CRIME BOOKLET B - MAKING A CASE
In this booklet we consider how psychology can inform the investigative process.
When a crime has been committed, the police have to create a case that will stand up in court. It is their role to gather evidence from witnesses, alibis, suspects and forensic teams working at the crime scene.
Section 1: INTERVIEWING WITNESSES
Key to any crime is the interviewing of the witnesses, who may have vital evidence to give. However, psychologists have shown through much earlier work that what a witness sees and remembers is influence by many factors

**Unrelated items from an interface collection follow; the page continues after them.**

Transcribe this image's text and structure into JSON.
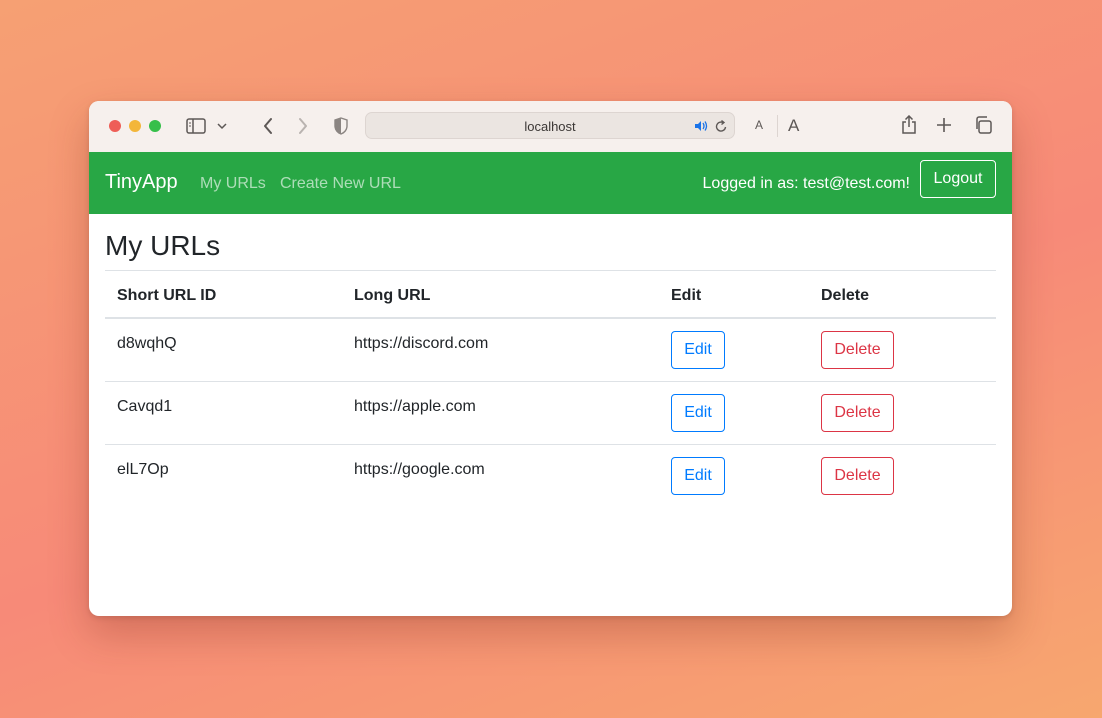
{
  "browser": {
    "address": "localhost",
    "text_size_small": "A",
    "text_size_large": "A"
  },
  "navbar": {
    "brand": "TinyApp",
    "links": [
      "My URLs",
      "Create New URL"
    ],
    "logged_in_text": "Logged in as: test@test.com!",
    "logout_label": "Logout",
    "background_color": "#28a745"
  },
  "page": {
    "title": "My URLs"
  },
  "table": {
    "headers": [
      "Short URL ID",
      "Long URL",
      "Edit",
      "Delete"
    ],
    "rows": [
      {
        "short_id": "d8wqhQ",
        "long_url": "https://discord.com",
        "edit_label": "Edit",
        "delete_label": "Delete"
      },
      {
        "short_id": "Cavqd1",
        "long_url": "https://apple.com",
        "edit_label": "Edit",
        "delete_label": "Delete"
      },
      {
        "short_id": "elL7Op",
        "long_url": "https://google.com",
        "edit_label": "Edit",
        "delete_label": "Delete"
      }
    ]
  },
  "colors": {
    "edit": "#007bff",
    "delete": "#dc3545"
  }
}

Bruce - Recognising faces
Loftus - Weapon focus
Fisher - Cognitive interviews
Section 2: INTERVIEWING SUSPECTS
After an arrest, the purpose of an interview with a suspect is to establish guilt or innocence by getting them to say something about the events in question which may then lead to conviction, so different procedures are used with the emphasis on detecting truth or lies & establishing g guilt.

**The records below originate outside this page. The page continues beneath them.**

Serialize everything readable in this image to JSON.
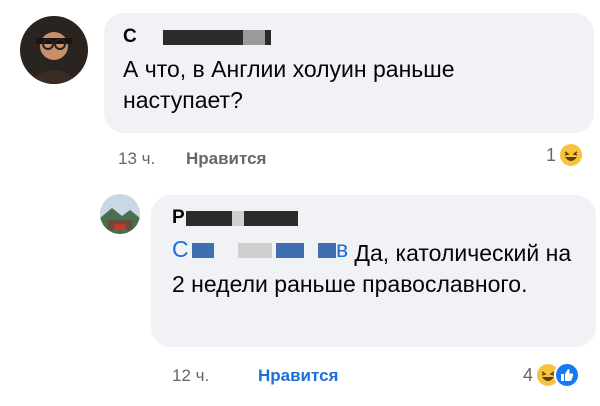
{
  "comment1": {
    "author_initial": "С",
    "text": "А что, в Англии холуин раньше наступает?",
    "time": "13 ч.",
    "like_label": "Нравится",
    "reaction_count": "1"
  },
  "comment2": {
    "author_initial": "Р",
    "mention_initial": "С",
    "mention_tail": "в",
    "text": "Да, католический на 2 недели раньше православного.",
    "time": "12 ч.",
    "like_label": "Нравится",
    "reaction_count": "4",
    "like_color": "#1b6fd9"
  },
  "icons": [
    "avatar",
    "haha-emoji-icon",
    "like-reaction-icon"
  ]
}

Mann - Detecting Lies
Inbau - Interrogation Techniques
Gudjohnson - False Confessions
Section 3: CREATING A PROFILE
A profile can often generate hypotheses about an offender’s most likely demographic and physical characteristics and about his or her behavioural habits and personality. As such it can be a valuable aid to crime detection especially if the crime is part of a series. (e.g. serial rape or murder).
Canter - Top-Down Approach
Canter & Herritage - Bottom-Up Approach
Canter - Case Study of John Duffy